# How do I show this isomorphism between an opposite endomorphism ring and a module over path algebras?

So I'm working with quivers with relations.

Let $\Gamma$ be a quiver with vertices $\Gamma_0 = \{1,2,...,n\}$ and let $\rho$ be a set of relations in $\Gamma$ with $J^t \subset \langle\rho\rangle \subset J^2$. Let $\Lambda = k\Gamma /\langle p\rangle$. The ideal $J$ in $\Lambda$ is genrated by the arrows in the quiver.

I want to show that $\text{End}_\Lambda(\Lambda e_i)^{\text{op}}$ is isomorphic to $e_i \Lambda e_i$, where $e_i$ is the trivial path in the quiver going from vertex $i$ to $i$. That is, $e_i : i \rightarrow i$ for $i \in \Gamma_0$.

I want to define a homomorphism of rings $\phi : \text{End}_\Lambda (\Lambda e_i)^{\text{op}} \rightarrow e_i \Lambda e_i$ which I could then show is an isomorphism, but I'm having troubles even setting up said homomorphism in a smart way.

I tried defining $\phi(f) = f(e_i)$, but I got stuck down the line. Then I tried $\phi(f) = f(m)$ for some fixed $m \in \Lambda e_i$, but this didn't get me very far either. I'm looking for any hints on how to define this in a good way, or even just a thought process for handling this type of problem.

If $A$ is an arbitrary unital ring, and $e\in A$ an idempotent, you can define a map $$\Phi\colon\operatorname{End}_A(Ae)\to eAe:f\mapsto ef(e)e.$$

This is clearly an additive map. Note $f(e)\in Ae$, $f(e)=f(e)e$, since $e$ is a right identity in $Ae$. So, $$\Phi(gf)=egf(e)e=eg(f(e))e=eg(f(e)e)e=ef(e)g(e)e=ef(e)e^2g(e)e=\Phi(f)\Phi(g).$$

So $\Phi$ is a ring anti-homomorphism. Replacing the domain with the opposite ring gives you a usual ring homomorphism.

Note $ef(e)e=ef(e)=f(e^2)=f(e)$, so $\Phi$ is injective, since an $A$-map on $Ae$ is uniquely determined by its image on $e$. For surjectivity, let $a\in eAe$. Define an $A$-map $\theta\colon Ae\to Ae$ by $\theta(be)=ba$. It is well-defined, since if $be=ce$, then since $a=ae=ea$, $$\theta(be)=ba=bea=cea=ca=\theta(ce).$$ Then $\Phi(\theta)=e\theta(e)e=\theta(e)=a$, so $\Phi$ is surjective, hence invertible.

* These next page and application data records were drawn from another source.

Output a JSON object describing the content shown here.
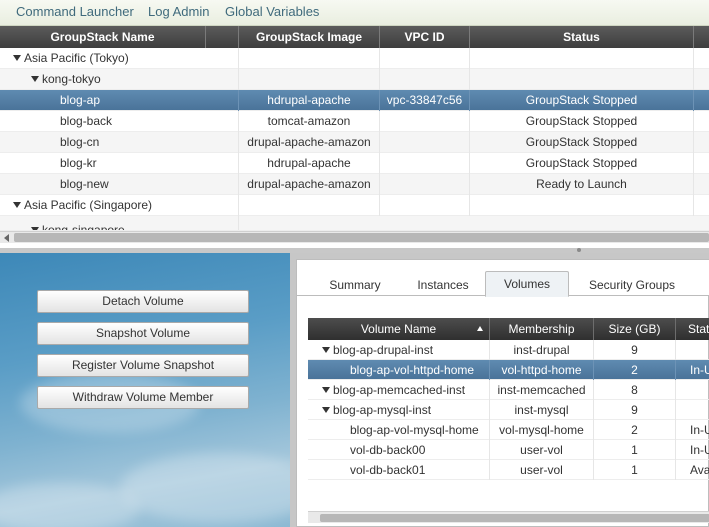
{
  "menu": {
    "items": [
      "Command Launcher",
      "Log Admin",
      "Global Variables"
    ]
  },
  "groupstack_grid": {
    "columns": [
      "GroupStack Name",
      "GroupStack Image",
      "VPC ID",
      "Status"
    ],
    "rows": [
      {
        "name": "Asia Pacific (Tokyo)",
        "image": "",
        "vpc": "",
        "status": ""
      },
      {
        "name": "kong-tokyo",
        "image": "",
        "vpc": "",
        "status": ""
      },
      {
        "name": "blog-ap",
        "image": "hdrupal-apache",
        "vpc": "vpc-33847c56",
        "status": "GroupStack Stopped"
      },
      {
        "name": "blog-back",
        "image": "tomcat-amazon",
        "vpc": "",
        "status": "GroupStack Stopped"
      },
      {
        "name": "blog-cn",
        "image": "drupal-apache-amazon",
        "vpc": "",
        "status": "GroupStack Stopped"
      },
      {
        "name": "blog-kr",
        "image": "hdrupal-apache",
        "vpc": "",
        "status": "GroupStack Stopped"
      },
      {
        "name": "blog-new",
        "image": "drupal-apache-amazon",
        "vpc": "",
        "status": "Ready to Launch"
      },
      {
        "name": "Asia Pacific (Singapore)",
        "image": "",
        "vpc": "",
        "status": ""
      },
      {
        "name": "kong-singapore",
        "image": "",
        "vpc": "",
        "status": ""
      }
    ]
  },
  "actions": {
    "detach": "Detach Volume",
    "snapshot": "Snapshot Volume",
    "register": "Register Volume Snapshot",
    "withdraw": "Withdraw Volume Member"
  },
  "tabs": [
    "Summary",
    "Instances",
    "Volumes",
    "Security Groups"
  ],
  "volume_grid": {
    "columns": [
      "Volume Name",
      "Membership",
      "Size (GB)",
      "Stat"
    ],
    "rows": [
      {
        "name": "blog-ap-drupal-inst",
        "membership": "inst-drupal",
        "size": "9",
        "status": ""
      },
      {
        "name": "blog-ap-vol-httpd-home",
        "membership": "vol-httpd-home",
        "size": "2",
        "status": "In-U"
      },
      {
        "name": "blog-ap-memcached-inst",
        "membership": "inst-memcached",
        "size": "8",
        "status": ""
      },
      {
        "name": "blog-ap-mysql-inst",
        "membership": "inst-mysql",
        "size": "9",
        "status": ""
      },
      {
        "name": "blog-ap-vol-mysql-home",
        "membership": "vol-mysql-home",
        "size": "2",
        "status": "In-U"
      },
      {
        "name": "vol-db-back00",
        "membership": "user-vol",
        "size": "1",
        "status": "In-U"
      },
      {
        "name": "vol-db-back01",
        "membership": "user-vol",
        "size": "1",
        "status": "Avail"
      }
    ]
  }
}
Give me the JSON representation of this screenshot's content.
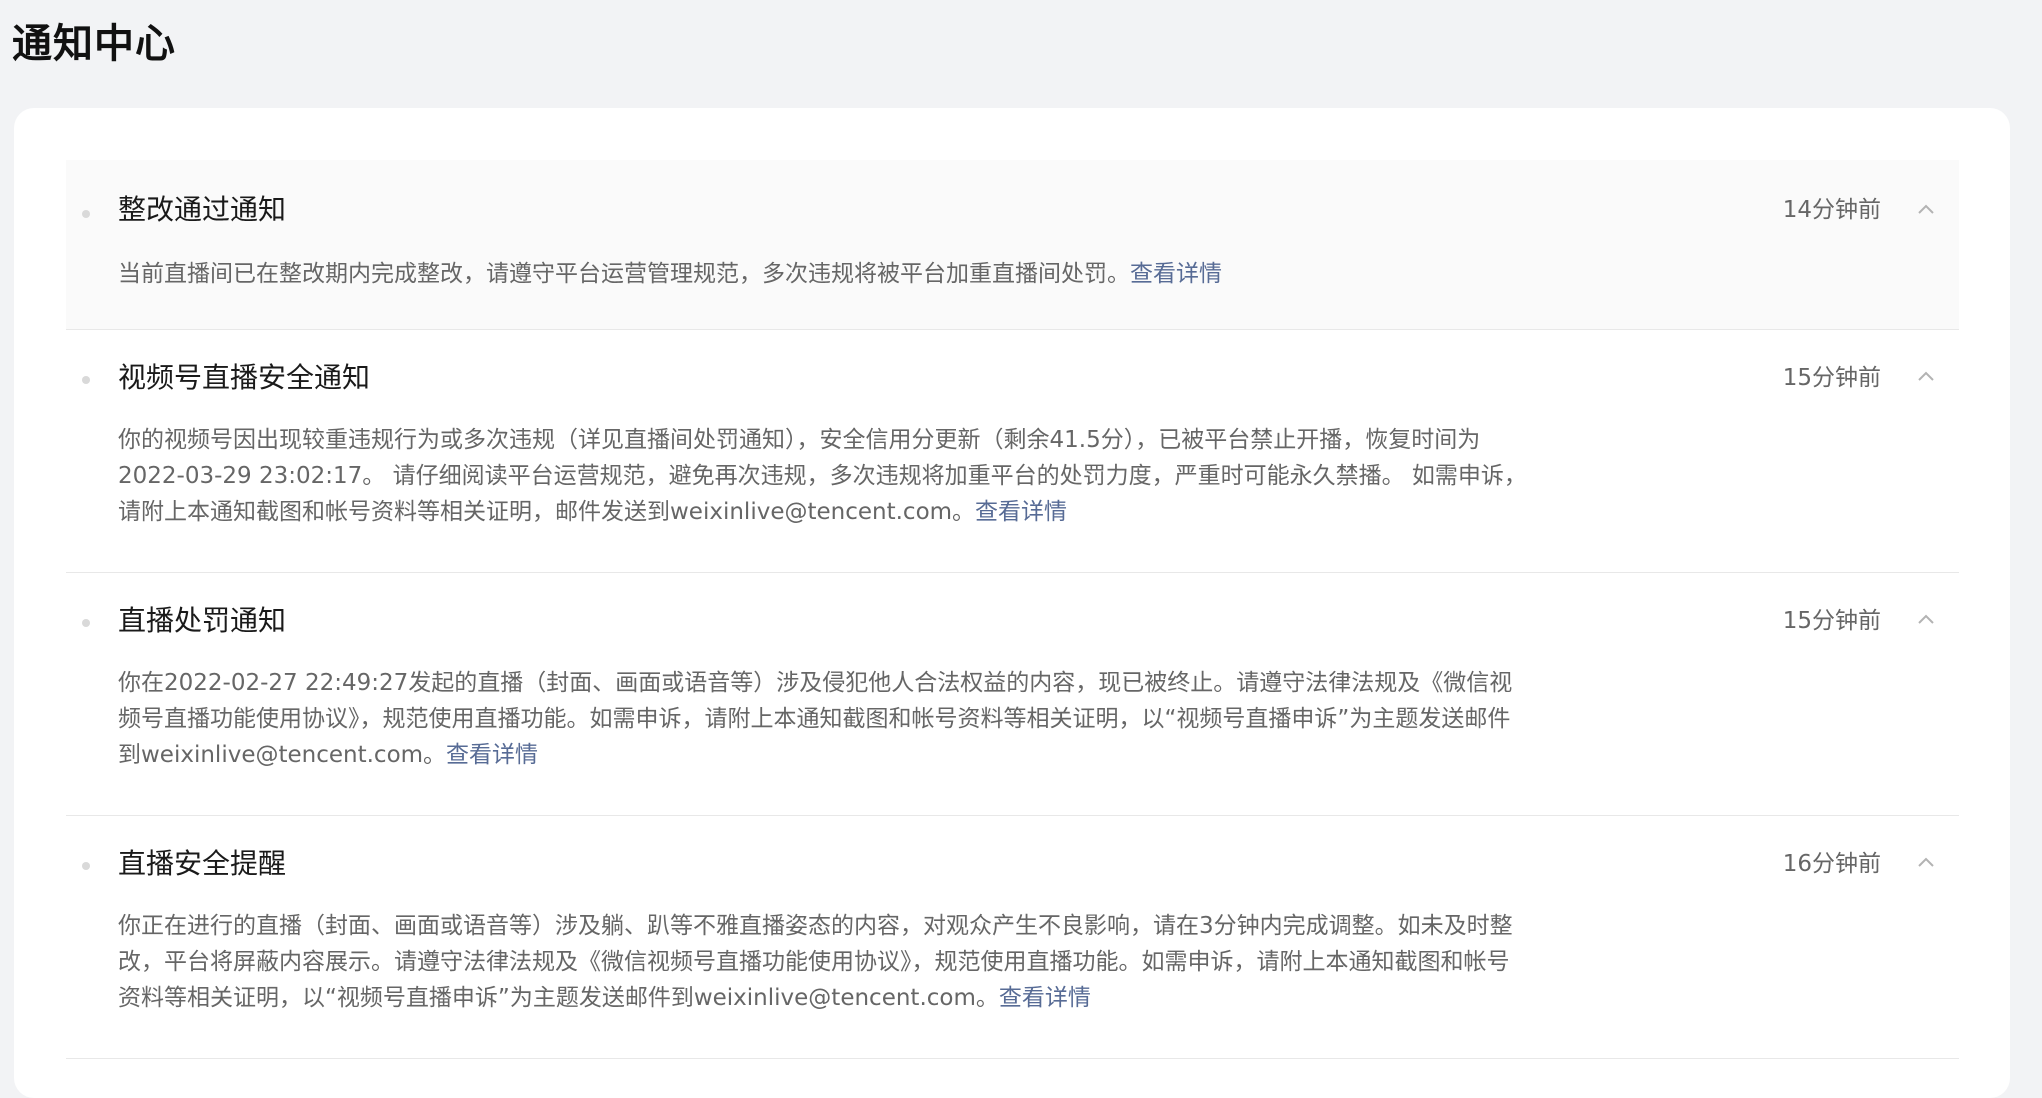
{
  "page": {
    "title": "通知中心"
  },
  "notifications": [
    {
      "title": "整改通过通知",
      "time": "14分钟前",
      "body": "当前直播间已在整改期内完成整改，请遵守平台运营管理规范，多次违规将被平台加重直播间处罚。",
      "link": "查看详情"
    },
    {
      "title": "视频号直播安全通知",
      "time": "15分钟前",
      "body": "你的视频号因出现较重违规行为或多次违规（详见直播间处罚通知），安全信用分更新（剩余41.5分），已被平台禁止开播，恢复时间为2022-03-29 23:02:17。 请仔细阅读平台运营规范，避免再次违规，多次违规将加重平台的处罚力度，严重时可能永久禁播。 如需申诉，请附上本通知截图和帐号资料等相关证明，邮件发送到weixinlive@tencent.com。",
      "link": "查看详情"
    },
    {
      "title": "直播处罚通知",
      "time": "15分钟前",
      "body": "你在2022-02-27 22:49:27发起的直播（封面、画面或语音等）涉及侵犯他人合法权益的内容，现已被终止。请遵守法律法规及《微信视频号直播功能使用协议》，规范使用直播功能。如需申诉，请附上本通知截图和帐号资料等相关证明，以“视频号直播申诉”为主题发送邮件到weixinlive@tencent.com。",
      "link": "查看详情"
    },
    {
      "title": "直播安全提醒",
      "time": "16分钟前",
      "body": "你正在进行的直播（封面、画面或语音等）涉及躺、趴等不雅直播姿态的内容，对观众产生不良影响，请在3分钟内完成调整。如未及时整改，平台将屏蔽内容展示。请遵守法律法规及《微信视频号直播功能使用协议》，规范使用直播功能。如需申诉，请附上本通知截图和帐号资料等相关证明，以“视频号直播申诉”为主题发送邮件到weixinlive@tencent.com。",
      "link": "查看详情"
    }
  ],
  "icons": {
    "bullet": "bullet-dot-icon",
    "collapse": "chevron-up-icon"
  },
  "colors": {
    "link": "#576b95",
    "background": "#f2f3f5",
    "card": "#ffffff",
    "highlight_row": "#fafafa"
  }
}
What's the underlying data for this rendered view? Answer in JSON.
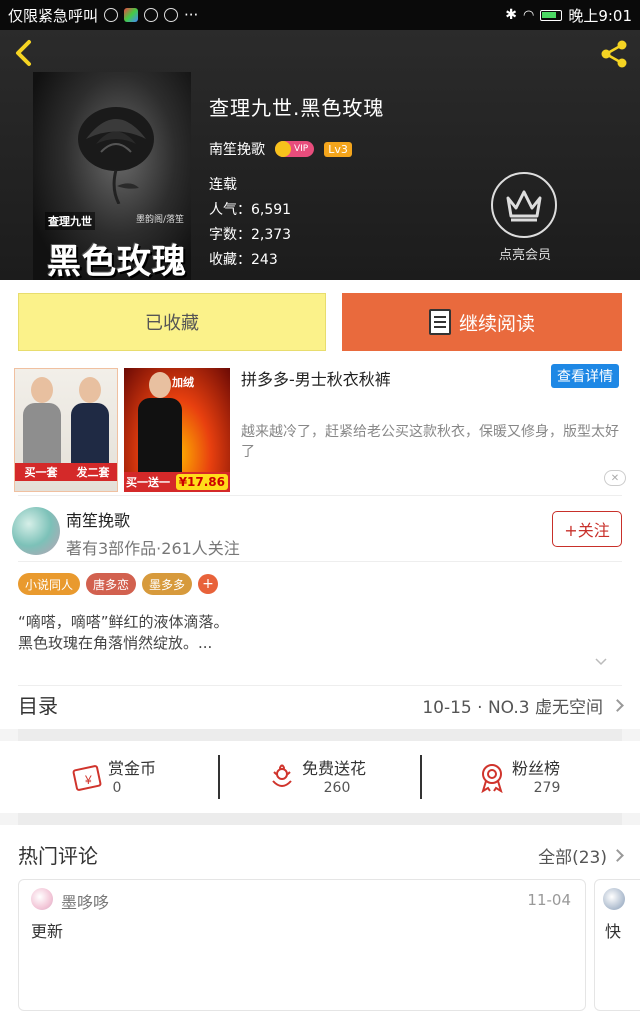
{
  "status_bar": {
    "carrier_text": "仅限紧急呼叫",
    "more_indicator": "···",
    "time": "晚上9:01"
  },
  "book": {
    "title": "查理九世.黑色玫瑰",
    "author": "南笙挽歌",
    "vip_label": "VIP",
    "level": "Lv3",
    "status": "连载",
    "popularity": "人气：6,591",
    "word_count": "字数：2,373",
    "favorites": "收藏：243",
    "cover": {
      "small_title": "查理九世",
      "author_credit": "墨韵阁/落笙",
      "big_title": "黑色玫瑰"
    }
  },
  "membership": {
    "label": "点亮会员"
  },
  "actions": {
    "favorited_label": "已收藏",
    "continue_label": "继续阅读"
  },
  "ad": {
    "title": "拼多多-男士秋衣秋裤",
    "detail_label": "查看详情",
    "description": "越来越冷了，赶紧给老公买这款秋衣，保暖又修身，版型太好了",
    "img1_tag_left": "买一套",
    "img1_tag_right": "发二套",
    "img2_badge": "加绒",
    "img2_tag": "买一送一",
    "img2_price": "¥17.86",
    "close_label": "✕"
  },
  "author_section": {
    "name": "南笙挽歌",
    "stats": "著有3部作品·261人关注",
    "follow_label": "+关注",
    "tags": [
      {
        "label": "小说同人",
        "color": "#e99a2e"
      },
      {
        "label": "唐多恋",
        "color": "#d2614f"
      },
      {
        "label": "墨多多",
        "color": "#d79a3c"
      }
    ],
    "tag_add": "+",
    "intro_line1": "“嘀嗒，嘀嗒”鲜红的液体滴落。",
    "intro_line2": "黑色玫瑰在角落悄然绽放。..."
  },
  "toc": {
    "label": "目录",
    "latest": "10-15 · NO.3  虚无空间"
  },
  "rewards": [
    {
      "label": "赏金币",
      "value": "0",
      "icon": "coupon-icon",
      "color": "#d0342c"
    },
    {
      "label": "免费送花",
      "value": "260",
      "icon": "flower-icon",
      "color": "#d0342c"
    },
    {
      "label": "粉丝榜",
      "value": "279",
      "icon": "medal-icon",
      "color": "#d0342c"
    }
  ],
  "hot_comments": {
    "title": "热门评论",
    "all_label": "全部(23)",
    "items": [
      {
        "user": "墨哆哆",
        "date": "11-04",
        "text": "更新"
      },
      {
        "user": "",
        "date": "",
        "text": "快"
      }
    ]
  },
  "colors": {
    "accent_yellow": "#f5d423",
    "read_button": "#e96a3d",
    "favorite_button": "#fbf28a",
    "follow": "#c8302a",
    "ad_blue": "#1e88e5"
  }
}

This is true for any idempotent $e$ in any ring $A$, the basic ingredients being the following: (1) For any $A$-module $M$ you have $M=eM\oplus (1-e)M$, so the projection defines a canonical isomorphism $eM\cong M/(1-e)M$. (2) $eM = \text{Ann}_M(1-e)$. Applying this and the universal property of the quotient module, you get $$\text{Hom}_A(Ae,M)\cong\text{Hom}_A(A/(1-e)A,M)\cong\text{Ann}_M(1-e)=eM$$ for any $A$-module $M$. Also, making all steps explicit shows that the map is given by $\varphi\leftrightarrow\varphi(e)$.

Putting $M=A$ in the above yields $\text{End}_A(Ae)\cong eAe$ as abelian groups via $\varphi\mapsto\varphi(e)$. Can you figure out the part about the ring structure yourself, using $\varphi(e)=\varphi(e)e$ since $\varphi(e)\in Ae$? Let me know if you have trouble.

• @Auclair: Do you have any questions? – Hanno Jun 3 '17 at 9:20